Daphna Renan, Peter B. Munroe and Mary J. Munroe Professor of Law
William Baude, Professor of Law & Faculty Director of the Constitutional Law Institute, University of Chicago Law School
Amanda Hollis-Brusky, Professor of Politics & Chair of the Politics Department, Pomona College
Adam Liptak, Supreme Court correspondent, The New York Times
Leah Litman, Professor of Law, University of Michigan Law School
Janai Nelson, President and Director-Counsel, the NAACP Legal Defense Fund
Stare Decisis and the Roberts Court
Monday October 3, 12:30-1:30 PM

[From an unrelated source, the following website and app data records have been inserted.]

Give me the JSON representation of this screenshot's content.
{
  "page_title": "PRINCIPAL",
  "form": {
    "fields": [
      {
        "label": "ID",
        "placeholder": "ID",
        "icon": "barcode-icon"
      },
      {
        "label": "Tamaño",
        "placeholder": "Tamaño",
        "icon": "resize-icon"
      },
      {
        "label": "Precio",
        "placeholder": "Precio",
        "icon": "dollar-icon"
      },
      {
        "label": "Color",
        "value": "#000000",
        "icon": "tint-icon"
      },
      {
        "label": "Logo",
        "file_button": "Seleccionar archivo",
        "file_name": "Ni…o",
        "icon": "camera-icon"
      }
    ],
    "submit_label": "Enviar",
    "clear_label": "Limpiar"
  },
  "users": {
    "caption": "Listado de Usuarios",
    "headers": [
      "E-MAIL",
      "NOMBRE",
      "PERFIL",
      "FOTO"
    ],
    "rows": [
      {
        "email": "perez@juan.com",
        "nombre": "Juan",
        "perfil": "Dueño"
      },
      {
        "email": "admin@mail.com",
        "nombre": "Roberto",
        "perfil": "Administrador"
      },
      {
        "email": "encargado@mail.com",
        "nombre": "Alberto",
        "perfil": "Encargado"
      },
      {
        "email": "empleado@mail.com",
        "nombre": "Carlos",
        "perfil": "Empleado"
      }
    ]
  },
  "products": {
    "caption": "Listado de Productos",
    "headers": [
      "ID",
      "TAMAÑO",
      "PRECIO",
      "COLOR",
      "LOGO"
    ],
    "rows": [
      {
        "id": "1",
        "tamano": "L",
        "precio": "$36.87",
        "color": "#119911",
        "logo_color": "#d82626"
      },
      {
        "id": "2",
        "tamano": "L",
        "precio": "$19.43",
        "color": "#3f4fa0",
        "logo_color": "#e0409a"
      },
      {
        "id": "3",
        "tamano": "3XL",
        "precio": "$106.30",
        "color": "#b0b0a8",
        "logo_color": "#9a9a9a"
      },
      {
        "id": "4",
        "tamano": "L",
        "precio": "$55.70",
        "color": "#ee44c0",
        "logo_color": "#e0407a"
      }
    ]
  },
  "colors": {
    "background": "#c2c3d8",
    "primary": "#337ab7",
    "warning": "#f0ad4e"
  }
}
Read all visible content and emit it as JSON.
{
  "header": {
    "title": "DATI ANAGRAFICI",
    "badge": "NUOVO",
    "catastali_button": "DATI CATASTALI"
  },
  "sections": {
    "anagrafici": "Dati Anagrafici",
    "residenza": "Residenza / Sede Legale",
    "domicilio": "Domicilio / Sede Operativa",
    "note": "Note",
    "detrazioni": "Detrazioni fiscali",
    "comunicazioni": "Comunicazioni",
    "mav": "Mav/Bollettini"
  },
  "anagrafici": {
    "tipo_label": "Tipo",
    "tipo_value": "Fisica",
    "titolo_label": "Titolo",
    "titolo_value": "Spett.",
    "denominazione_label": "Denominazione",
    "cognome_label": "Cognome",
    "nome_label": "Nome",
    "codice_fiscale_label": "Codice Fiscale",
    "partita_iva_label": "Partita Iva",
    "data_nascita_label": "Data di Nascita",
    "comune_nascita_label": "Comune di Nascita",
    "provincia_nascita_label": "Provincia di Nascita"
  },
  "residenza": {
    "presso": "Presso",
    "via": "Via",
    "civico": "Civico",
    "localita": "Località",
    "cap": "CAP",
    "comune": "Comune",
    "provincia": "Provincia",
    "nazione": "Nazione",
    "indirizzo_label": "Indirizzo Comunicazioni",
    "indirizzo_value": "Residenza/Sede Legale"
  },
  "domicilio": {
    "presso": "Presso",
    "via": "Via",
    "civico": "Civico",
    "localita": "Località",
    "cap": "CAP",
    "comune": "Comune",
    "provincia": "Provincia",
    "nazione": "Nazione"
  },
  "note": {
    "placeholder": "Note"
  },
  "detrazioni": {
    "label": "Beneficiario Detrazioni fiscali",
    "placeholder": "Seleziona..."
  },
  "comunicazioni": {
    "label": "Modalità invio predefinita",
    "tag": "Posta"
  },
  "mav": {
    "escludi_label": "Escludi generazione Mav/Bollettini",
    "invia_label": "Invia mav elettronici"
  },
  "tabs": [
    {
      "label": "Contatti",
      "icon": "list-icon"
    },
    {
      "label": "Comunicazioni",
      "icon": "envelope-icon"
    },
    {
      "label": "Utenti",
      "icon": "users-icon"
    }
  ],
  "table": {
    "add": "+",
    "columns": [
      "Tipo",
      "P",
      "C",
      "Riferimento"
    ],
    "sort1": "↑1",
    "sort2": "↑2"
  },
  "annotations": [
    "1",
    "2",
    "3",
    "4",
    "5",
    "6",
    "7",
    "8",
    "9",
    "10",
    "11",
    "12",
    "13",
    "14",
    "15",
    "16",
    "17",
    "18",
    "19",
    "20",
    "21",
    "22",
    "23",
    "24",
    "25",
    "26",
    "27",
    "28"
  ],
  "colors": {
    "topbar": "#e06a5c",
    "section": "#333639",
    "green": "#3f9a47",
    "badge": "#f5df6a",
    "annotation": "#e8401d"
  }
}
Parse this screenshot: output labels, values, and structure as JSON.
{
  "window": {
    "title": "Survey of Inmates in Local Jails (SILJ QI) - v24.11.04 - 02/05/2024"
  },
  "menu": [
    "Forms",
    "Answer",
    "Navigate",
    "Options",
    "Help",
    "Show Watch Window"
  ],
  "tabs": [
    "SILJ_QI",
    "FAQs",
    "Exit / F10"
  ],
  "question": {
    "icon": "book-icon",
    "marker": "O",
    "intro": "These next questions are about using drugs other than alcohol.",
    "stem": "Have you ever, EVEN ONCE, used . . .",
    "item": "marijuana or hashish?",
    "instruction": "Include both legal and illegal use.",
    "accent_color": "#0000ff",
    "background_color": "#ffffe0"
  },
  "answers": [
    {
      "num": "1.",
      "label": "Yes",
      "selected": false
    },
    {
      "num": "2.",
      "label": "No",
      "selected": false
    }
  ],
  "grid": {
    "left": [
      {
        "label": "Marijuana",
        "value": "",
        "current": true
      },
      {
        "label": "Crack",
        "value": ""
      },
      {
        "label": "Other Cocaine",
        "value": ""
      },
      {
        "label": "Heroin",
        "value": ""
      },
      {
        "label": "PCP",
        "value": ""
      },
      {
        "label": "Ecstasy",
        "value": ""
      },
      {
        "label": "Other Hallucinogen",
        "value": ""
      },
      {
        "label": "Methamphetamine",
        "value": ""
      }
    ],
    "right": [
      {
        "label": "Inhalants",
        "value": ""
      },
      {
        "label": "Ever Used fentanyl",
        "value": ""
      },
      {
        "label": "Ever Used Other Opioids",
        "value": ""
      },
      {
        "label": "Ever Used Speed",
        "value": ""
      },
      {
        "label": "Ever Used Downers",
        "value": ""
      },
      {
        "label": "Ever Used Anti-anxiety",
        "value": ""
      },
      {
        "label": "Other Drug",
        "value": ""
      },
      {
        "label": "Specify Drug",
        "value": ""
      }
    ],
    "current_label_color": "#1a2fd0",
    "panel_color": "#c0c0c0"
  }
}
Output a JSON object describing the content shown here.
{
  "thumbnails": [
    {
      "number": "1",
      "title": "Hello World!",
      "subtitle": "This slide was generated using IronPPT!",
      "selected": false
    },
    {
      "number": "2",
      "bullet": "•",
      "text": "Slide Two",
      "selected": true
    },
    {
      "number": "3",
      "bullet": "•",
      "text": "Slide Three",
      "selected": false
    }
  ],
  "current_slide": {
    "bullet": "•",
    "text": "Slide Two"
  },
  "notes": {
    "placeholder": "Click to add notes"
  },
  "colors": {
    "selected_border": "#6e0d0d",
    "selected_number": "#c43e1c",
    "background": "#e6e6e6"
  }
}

The doctrine of stare decisis is deeply contested in the Roberts Court. Although all of the Justices articulate their commitment to stare decisis, some commentators describe the actual force of the doctrine as vanishingly weak in the Supreme Court. Others believe that the doctrine expands rather than constrains judicial discretion by allowing the Justices to adhere even to mistaken precedents that they like while leaving them free to jettison precedents, such as Roe v. Wade, of which they disapprove. This distinguished panel will address both positive questions involving the role that stare decisis plays in the Supreme Court today and normative questions concerning the constraining force, if any, that the doctrine ought to exert.
Richard Fallon, Story Professor of Law, Harvard Law School
Michael Dreeben, former Deputy Solicitor General of the United States, Distinguished Lecturer at Georgetown Law, and partner at partner at O’Melveny & Myers
James Gibson, Sidney W. Souers Professor of Government, Washington University in St. Louis
Tara Grove, the Vinson & Elkins Chair in Law, University of Texas School of Law
Darren Hutchinson, Professor of Law and John Lewis Chair for Civil Rights and Social Justice; Director of Community and Inclusion; Chief Diversity Officer
Kimberly Robinson, Supreme Court Reporter, Bloomberg BNA
Reforming the Supreme Court
Wednesday, November 9, 12:30-1:30 PM
Does the Supreme Court need reform? If so, of what kind? The past few years have seen renewed calls for court reform, with proposals ranging from adding new Justices to limiting their terms to reshaping the Court’s jurisdiction. Why has the issue come to the fore now, and what reasons are there for or against the proposed reforms? This panel of experts will discuss the experience of the recent Presidential Commission on the Supreme Court of the United States, along with proposed changes to the Court’s membership, structure, and powers.
Stephen Sachs, Antonin Scalia Professor of Law, Harvard Law School
Rosalind Dixon, Professor of Law and Director of the Gilbert + Tobin Centre of Public Law, UNSW Sydney
Richard Re, Joel B. Piassick Research Professor of Law, University of Virgina School of Law
Cristina Rodríguez, Leighton Homer Surbeck Professor of Law & Counselor to the Dean, Yale Law School
Maya Sen, Professor of Public Policy, Harvard Kennedy School
Neil Siegel, David W. Ichel Professor of Law, Professor of Political Science & Associate Dean for Intellectual Life, Duke Law School
Lecture Series Organizers
• Guy-Uriel Charles, Charles Ogletree, Jr. Professor of Law
• Glenn Cohen, James A. Attwood and Leslie Williams Professor of Law; Deputy Dean; Faculty Director, Petrie-Flom Center for Health Law Policy, Biotechnology & Bioethics
• Richard Fallon, Story Professor of Law
• Noah Feldman, Felix Frankfurter Professor of Law; Director, Julis-Rabinowitz Program on Jewish and Israeli Law
• Daphna Renan, Peter B. Munroe and Mary J. Munroe Professor of Law
• Stephen Sachs, Antonin Scalia Professor of Law